→ **Provided records**:
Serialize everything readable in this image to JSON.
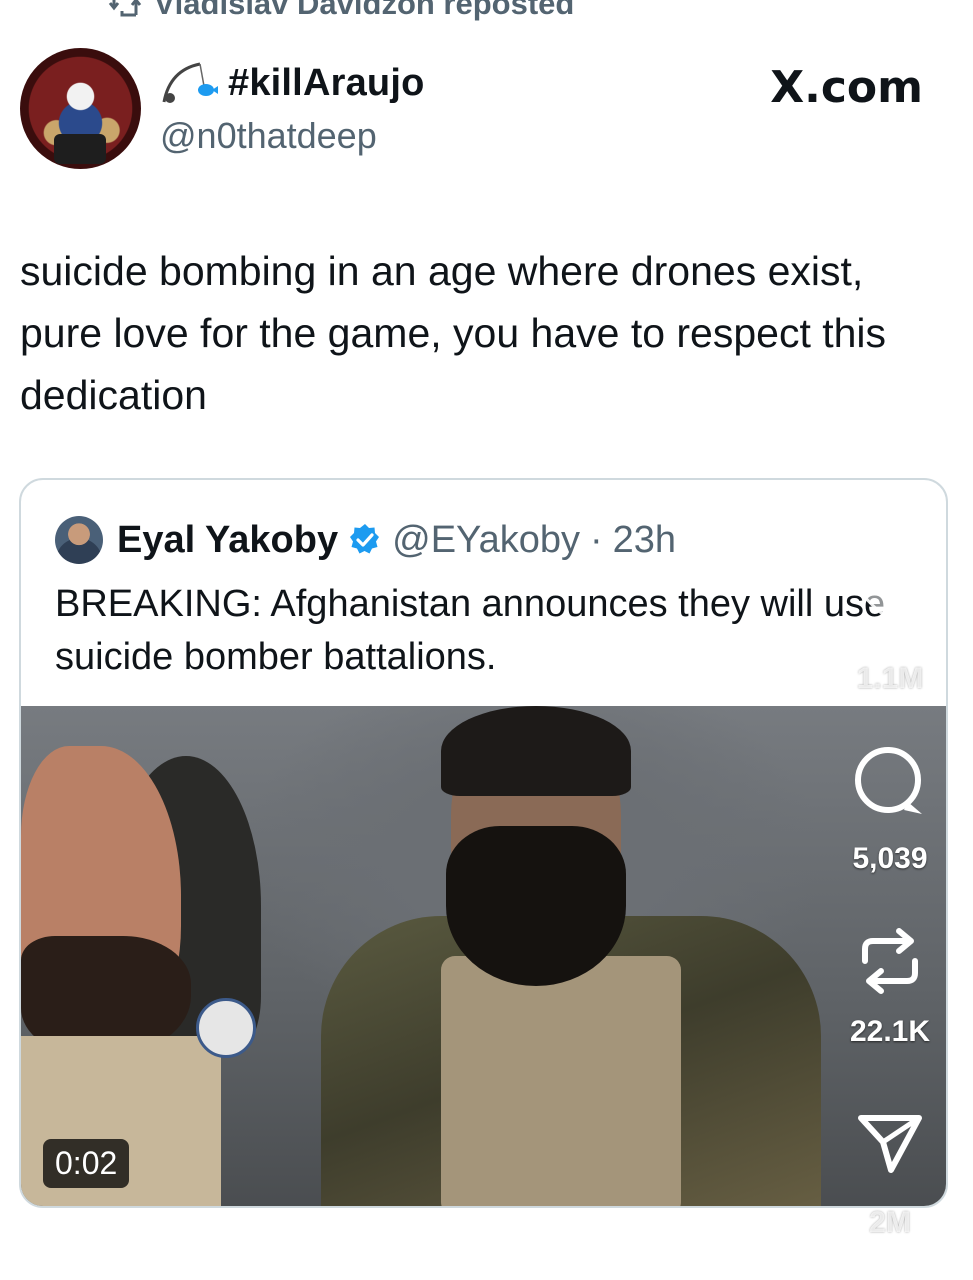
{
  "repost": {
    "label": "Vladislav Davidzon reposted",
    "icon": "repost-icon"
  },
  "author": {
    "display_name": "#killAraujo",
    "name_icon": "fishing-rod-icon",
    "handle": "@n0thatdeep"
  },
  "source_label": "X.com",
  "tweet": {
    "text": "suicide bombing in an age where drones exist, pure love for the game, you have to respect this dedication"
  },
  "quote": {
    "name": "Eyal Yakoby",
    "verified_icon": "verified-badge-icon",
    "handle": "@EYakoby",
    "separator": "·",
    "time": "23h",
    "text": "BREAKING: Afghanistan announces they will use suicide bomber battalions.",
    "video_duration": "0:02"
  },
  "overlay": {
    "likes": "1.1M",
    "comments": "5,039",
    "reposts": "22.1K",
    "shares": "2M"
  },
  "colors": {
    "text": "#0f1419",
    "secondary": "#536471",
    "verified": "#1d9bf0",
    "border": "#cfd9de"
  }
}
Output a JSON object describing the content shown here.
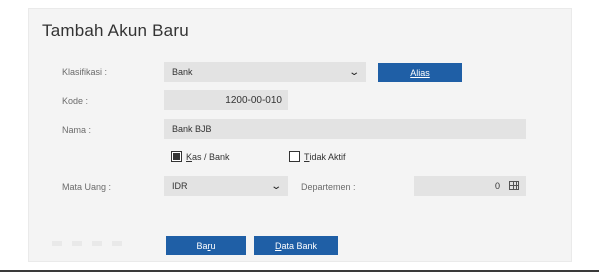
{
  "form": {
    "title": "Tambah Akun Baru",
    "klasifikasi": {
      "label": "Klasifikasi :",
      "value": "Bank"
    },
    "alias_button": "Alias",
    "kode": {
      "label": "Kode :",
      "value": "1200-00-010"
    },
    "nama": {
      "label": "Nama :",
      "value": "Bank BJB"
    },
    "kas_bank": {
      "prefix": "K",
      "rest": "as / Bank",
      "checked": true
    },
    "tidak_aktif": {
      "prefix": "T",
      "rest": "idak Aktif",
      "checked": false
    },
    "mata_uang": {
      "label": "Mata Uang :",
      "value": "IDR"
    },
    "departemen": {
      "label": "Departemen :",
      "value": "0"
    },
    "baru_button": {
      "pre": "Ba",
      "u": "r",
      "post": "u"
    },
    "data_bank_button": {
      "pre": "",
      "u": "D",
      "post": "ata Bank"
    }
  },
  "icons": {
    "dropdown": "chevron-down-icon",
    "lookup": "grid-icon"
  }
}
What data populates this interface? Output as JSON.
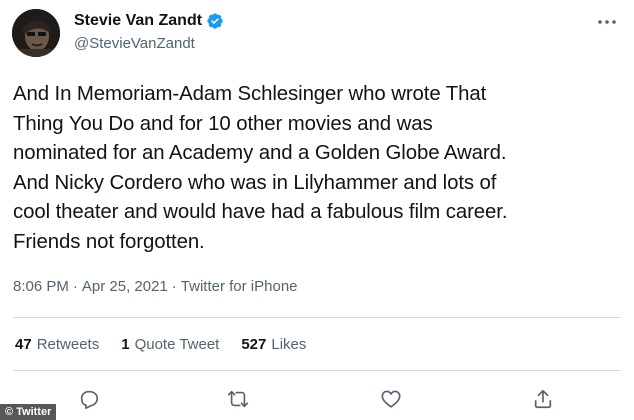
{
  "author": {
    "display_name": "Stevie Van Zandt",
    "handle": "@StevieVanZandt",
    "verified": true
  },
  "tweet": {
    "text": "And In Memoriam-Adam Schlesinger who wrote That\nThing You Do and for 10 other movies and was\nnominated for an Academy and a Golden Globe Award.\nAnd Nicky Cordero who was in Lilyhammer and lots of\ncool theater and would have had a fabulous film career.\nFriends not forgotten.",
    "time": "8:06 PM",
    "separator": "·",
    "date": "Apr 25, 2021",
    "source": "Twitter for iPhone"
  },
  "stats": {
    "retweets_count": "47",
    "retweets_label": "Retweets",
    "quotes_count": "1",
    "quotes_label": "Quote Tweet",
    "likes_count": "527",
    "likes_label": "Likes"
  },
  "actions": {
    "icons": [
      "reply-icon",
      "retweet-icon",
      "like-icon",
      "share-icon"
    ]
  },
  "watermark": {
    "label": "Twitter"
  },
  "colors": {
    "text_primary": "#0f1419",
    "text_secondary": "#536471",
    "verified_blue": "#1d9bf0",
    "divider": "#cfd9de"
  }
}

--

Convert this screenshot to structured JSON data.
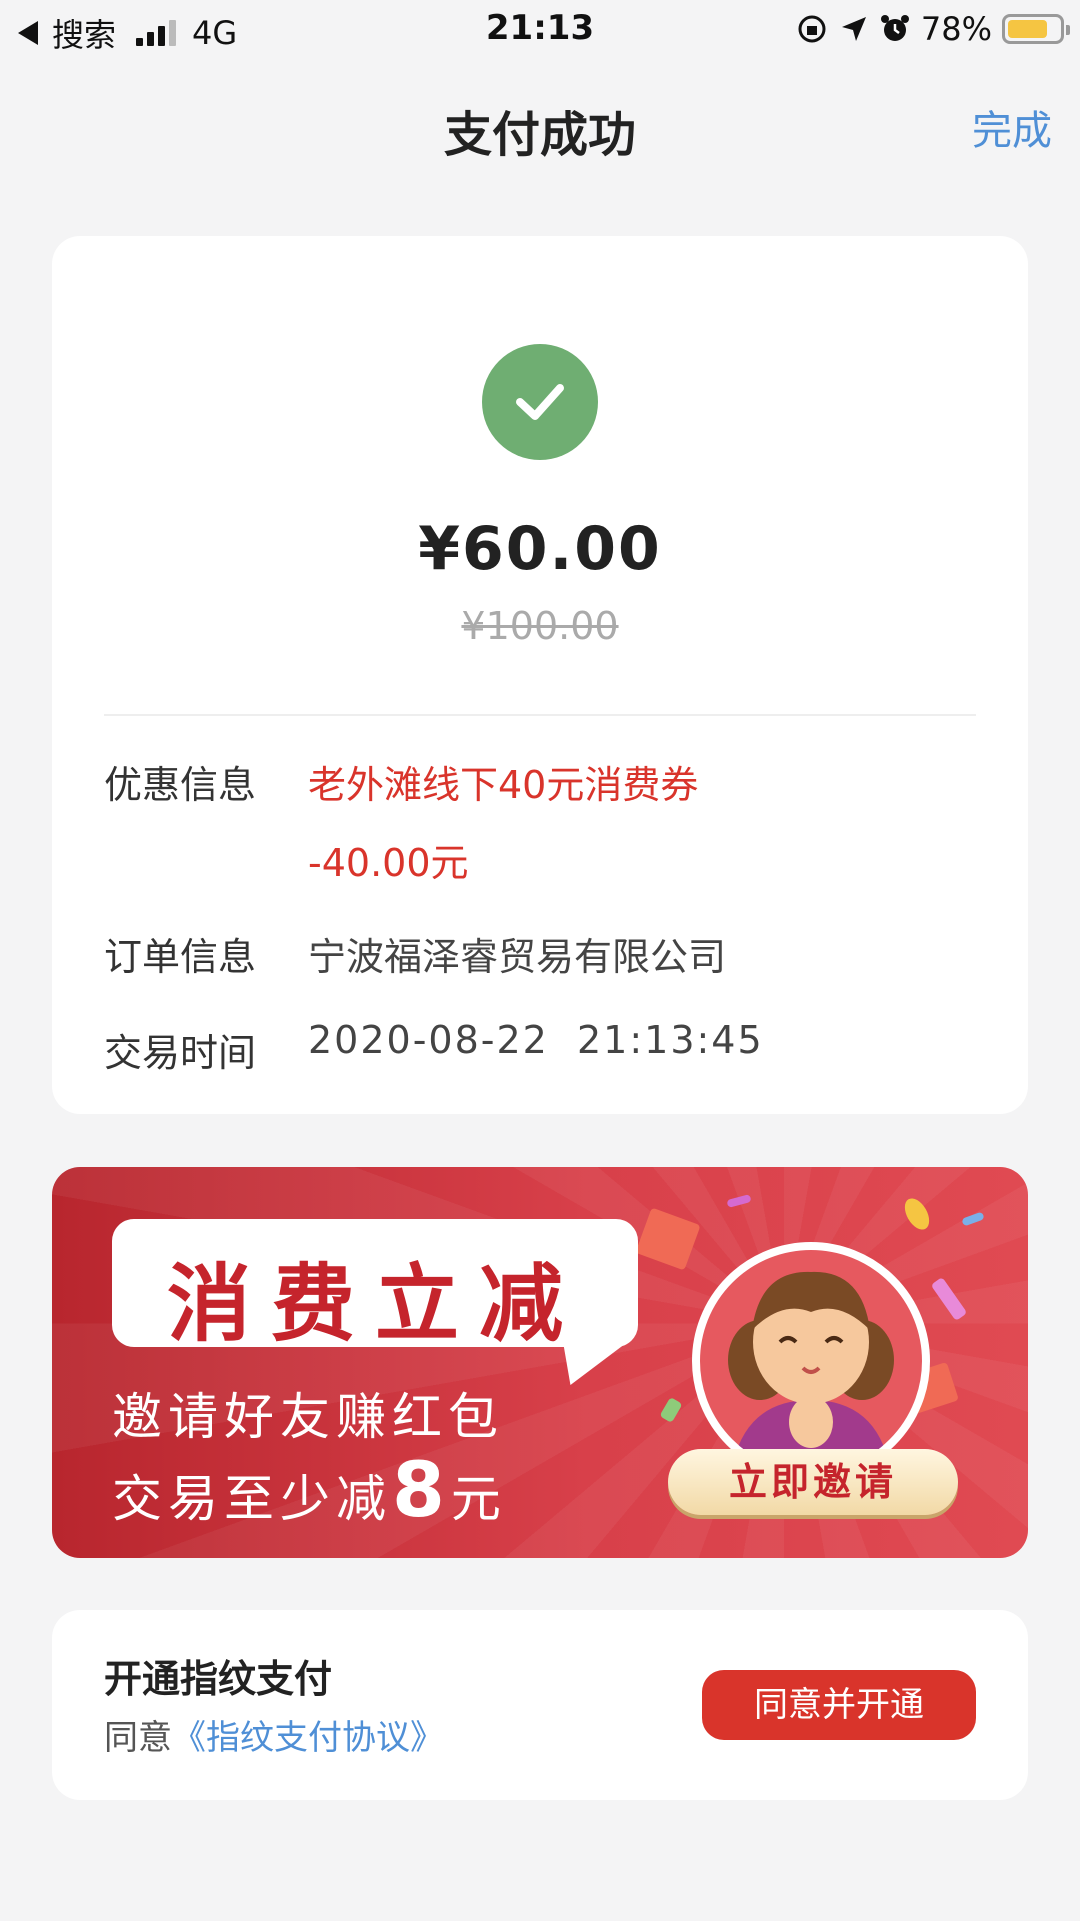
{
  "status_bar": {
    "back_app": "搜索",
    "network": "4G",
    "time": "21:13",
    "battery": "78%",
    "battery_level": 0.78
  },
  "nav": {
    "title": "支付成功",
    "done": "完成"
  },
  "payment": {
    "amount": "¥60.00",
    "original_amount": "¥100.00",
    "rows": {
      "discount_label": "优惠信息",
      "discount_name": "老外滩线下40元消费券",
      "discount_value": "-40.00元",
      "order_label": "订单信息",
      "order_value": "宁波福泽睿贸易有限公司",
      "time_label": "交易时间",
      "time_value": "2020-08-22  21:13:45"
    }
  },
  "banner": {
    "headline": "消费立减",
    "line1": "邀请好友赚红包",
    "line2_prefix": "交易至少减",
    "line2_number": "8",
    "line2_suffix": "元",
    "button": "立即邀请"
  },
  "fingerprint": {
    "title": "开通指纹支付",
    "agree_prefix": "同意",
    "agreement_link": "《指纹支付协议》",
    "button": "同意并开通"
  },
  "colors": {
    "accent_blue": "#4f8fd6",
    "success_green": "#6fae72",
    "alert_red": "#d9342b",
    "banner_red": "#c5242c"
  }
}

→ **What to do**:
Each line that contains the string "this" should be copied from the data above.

→ **Written response**:
Serialize everything readable in this image to JSON.
    "text": "suicide bombing in an age where drones exist, pure love for the game, you have to respect this dedication"
What data populates this interface? Output as JSON.
Convert this screenshot to structured JSON data.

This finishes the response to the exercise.